Less fertilizer good news for the Great Barrier Reef
James Cook University researchers have shown a way to potentially halve the amount of fertiliser dairy farmers use while maintaining pasture yields, providing improved protection for the Great Barrier Reef.
JCU's Dr Paul Nelson said nitrogen from fertiliser spread on fields can have significant environmental effects on creeks and coastal waters.
"Ensuring plants have sufficient nitrogen is important for profitable farming, but it must be balanced with the potential for losses to the environment.
"The enhanced-efficiency fertiliser we tested on a North Queensland dairy farm provides a means to improve this balance on dairy farms," he said.
The team applied a relatively new nitrification inhibitor – a chemical that slows the conversion of nitrogen to easily lost forms – that allows more time for the fertiliser to be taken up by the roots of the plant for which it was intended.

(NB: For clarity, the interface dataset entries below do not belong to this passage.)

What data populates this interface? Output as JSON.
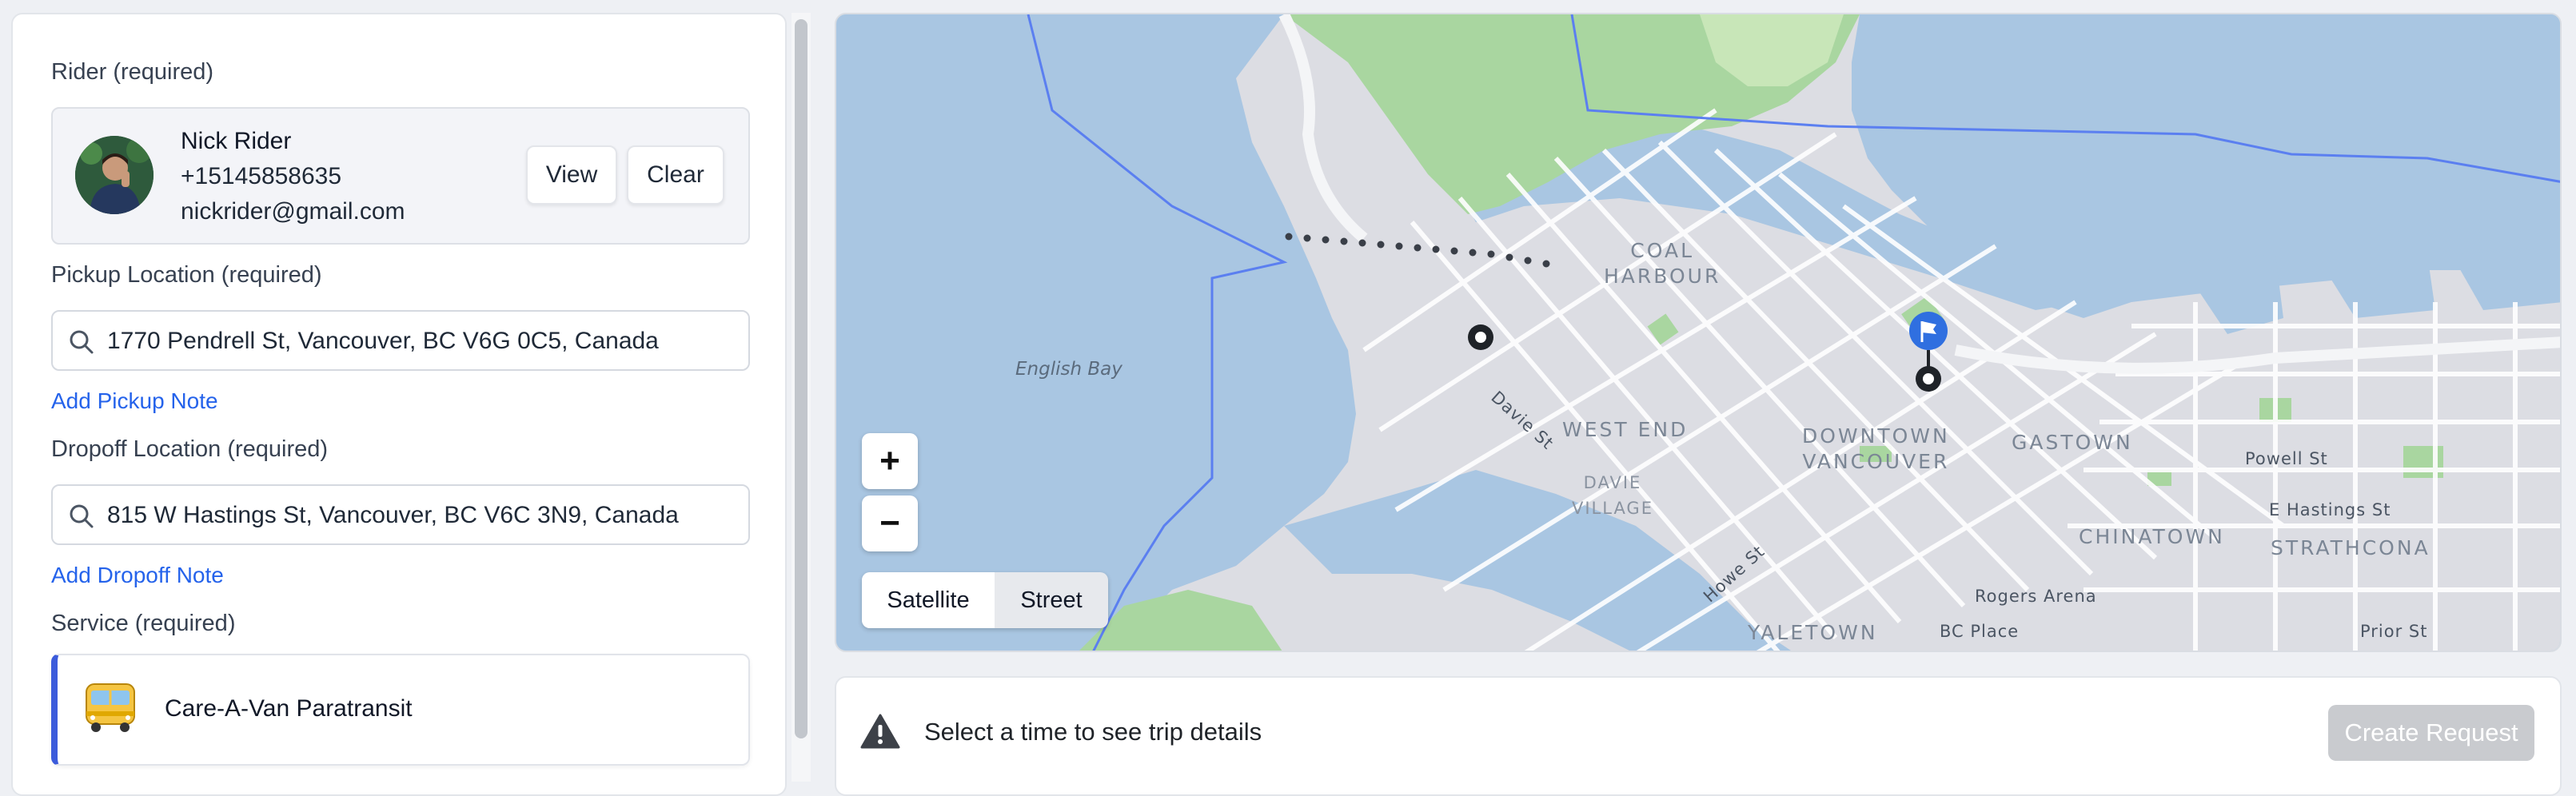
{
  "rider": {
    "label": "Rider (required)",
    "name": "Nick Rider",
    "phone": "+15145858635",
    "email": "nickrider@gmail.com",
    "view_label": "View",
    "clear_label": "Clear"
  },
  "pickup": {
    "label": "Pickup Location (required)",
    "value": "1770 Pendrell St, Vancouver, BC V6G 0C5, Canada",
    "note_link": "Add Pickup Note"
  },
  "dropoff": {
    "label": "Dropoff Location (required)",
    "value": "815 W Hastings St, Vancouver, BC V6C 3N9, Canada",
    "note_link": "Add Dropoff Note"
  },
  "service": {
    "label": "Service (required)",
    "name": "Care-A-Van Paratransit",
    "icon": "bus-icon"
  },
  "map": {
    "labels": {
      "coal_harbour": "COAL\nHARBOUR",
      "west_end": "WEST END",
      "davie_village": "DAVIE\nVILLAGE",
      "downtown": "DOWNTOWN\nVANCOUVER",
      "gastown": "GASTOWN",
      "chinatown": "CHINATOWN",
      "strathcona": "STRATHCONA",
      "yaletown": "YALETOWN",
      "english_bay": "English Bay",
      "davie_st": "Davie St",
      "howe_st": "Howe St",
      "powell_st": "Powell St",
      "e_hastings_st": "E Hastings St",
      "rogers_arena": "Rogers Arena",
      "bc_place": "BC Place",
      "prior_st": "Prior St"
    },
    "zoom_in": "+",
    "zoom_out": "−",
    "layers": {
      "satellite": "Satellite",
      "street": "Street",
      "selected": "Satellite"
    },
    "colors": {
      "water": "#a9c6e2",
      "land": "#dcdde3",
      "park": "#a9d6a0",
      "route": "#3a3f48",
      "marker": "#2f6fe0"
    }
  },
  "footer": {
    "message": "Select a time to see trip details",
    "create_label": "Create Request",
    "warning_icon": "warning-icon"
  }
}
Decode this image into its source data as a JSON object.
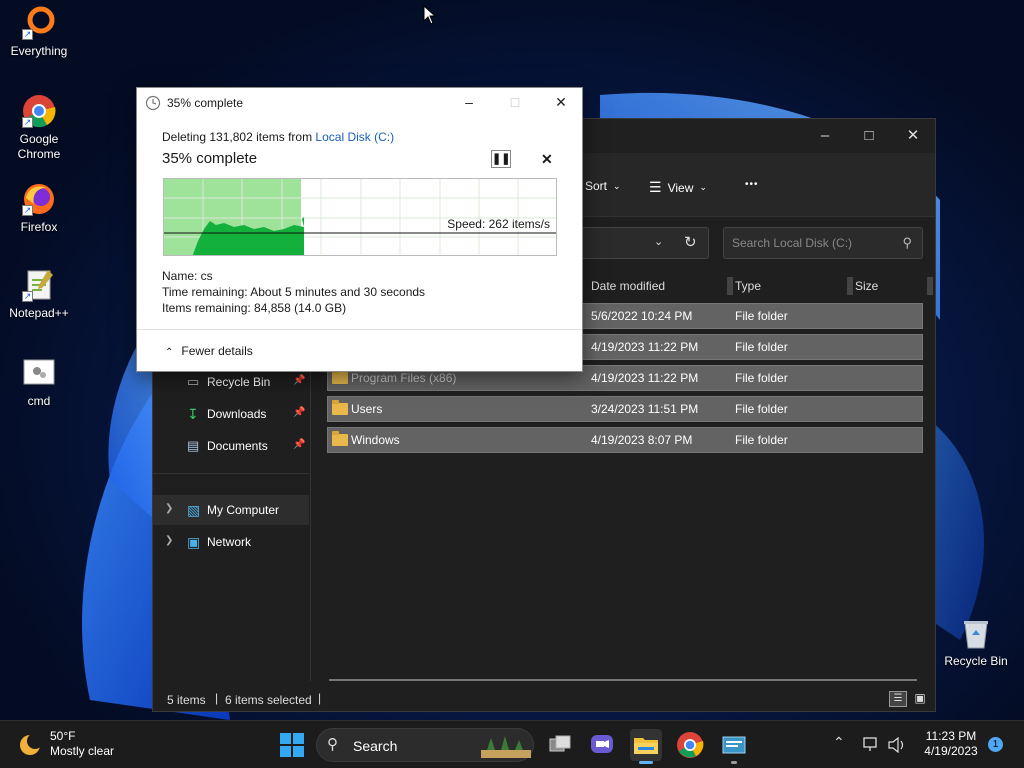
{
  "desktop": {
    "icons": [
      {
        "label": "Everything"
      },
      {
        "label": "Google Chrome"
      },
      {
        "label": "Firefox"
      },
      {
        "label": "Notepad++"
      },
      {
        "label": "cmd"
      }
    ],
    "recycle_bin": "Recycle Bin"
  },
  "dialog": {
    "title": "35% complete",
    "line1_prefix": "Deleting 131,802 items from ",
    "line1_link": "Local Disk (C:)",
    "heading": "35% complete",
    "progress": 0.35,
    "speed": "Speed: 262 items/s",
    "name_label": "Name:  cs",
    "time_label": "Time remaining:  About 5 minutes and 30 seconds",
    "items_label": "Items remaining:  84,858 (14.0 GB)",
    "fewer_details": "Fewer details"
  },
  "explorer": {
    "toolbar": {
      "sort": "Sort",
      "view": "View",
      "more": "•••"
    },
    "search_placeholder": "Search Local Disk (C:)",
    "columns": {
      "date": "Date modified",
      "type": "Type",
      "size": "Size"
    },
    "rows": [
      {
        "name": "",
        "date": "5/6/2022 10:24 PM",
        "type": "File folder"
      },
      {
        "name": "",
        "date": "4/19/2023 11:22 PM",
        "type": "File folder"
      },
      {
        "name": "Program Files (x86)",
        "date": "4/19/2023 11:22 PM",
        "type": "File folder"
      },
      {
        "name": "Users",
        "date": "3/24/2023 11:51 PM",
        "type": "File folder"
      },
      {
        "name": "Windows",
        "date": "4/19/2023 8:07 PM",
        "type": "File folder"
      }
    ],
    "nav": [
      {
        "label": "Recycle Bin"
      },
      {
        "label": "Downloads"
      },
      {
        "label": "Documents"
      },
      {
        "label": "My Computer"
      },
      {
        "label": "Network"
      }
    ],
    "status": {
      "items": "5 items",
      "selected": "6 items selected"
    }
  },
  "taskbar": {
    "weather_temp": "50°F",
    "weather_desc": "Mostly clear",
    "search_label": "Search",
    "time": "11:23 PM",
    "date": "4/19/2023",
    "notification_count": "1"
  }
}
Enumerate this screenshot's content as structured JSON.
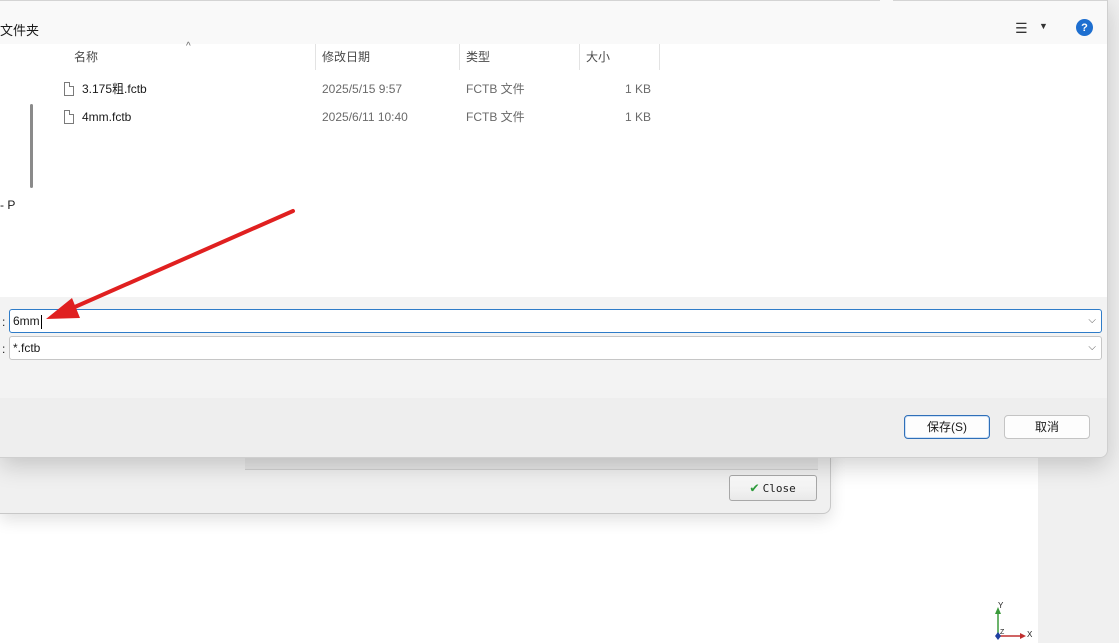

Just half the usual amount of fertiliser was needed to achieve the same amount of pasture growth in a one-year trial.
"This is good news for farmers and for the Great Barrier Reef," said Dr Nelson.
The researchers also found that most of the excess nitrogen from the paddock was lost via leaching through the soil. The loss in surface runoff was negligible.
"So it worth determining optimum rates of this new fertiliser as a way of reducing leaching of nitrogen while maintaining profitability," Dr Nelson said.
He said that although dairy pastures are a relatively minor land use in the tropics, the amounts of nitrogen-based fertiliser they use are large, so reductions in pollution could be significant.
The research, supported by the Australian Government's 'Caring for Our Country, Reef Rescue' program, Queensland Dairyfarmers' Organisation and Incitec-Pivot, was conducted by James Cook University on a dairy farm at Ravenshoe in North Queensland.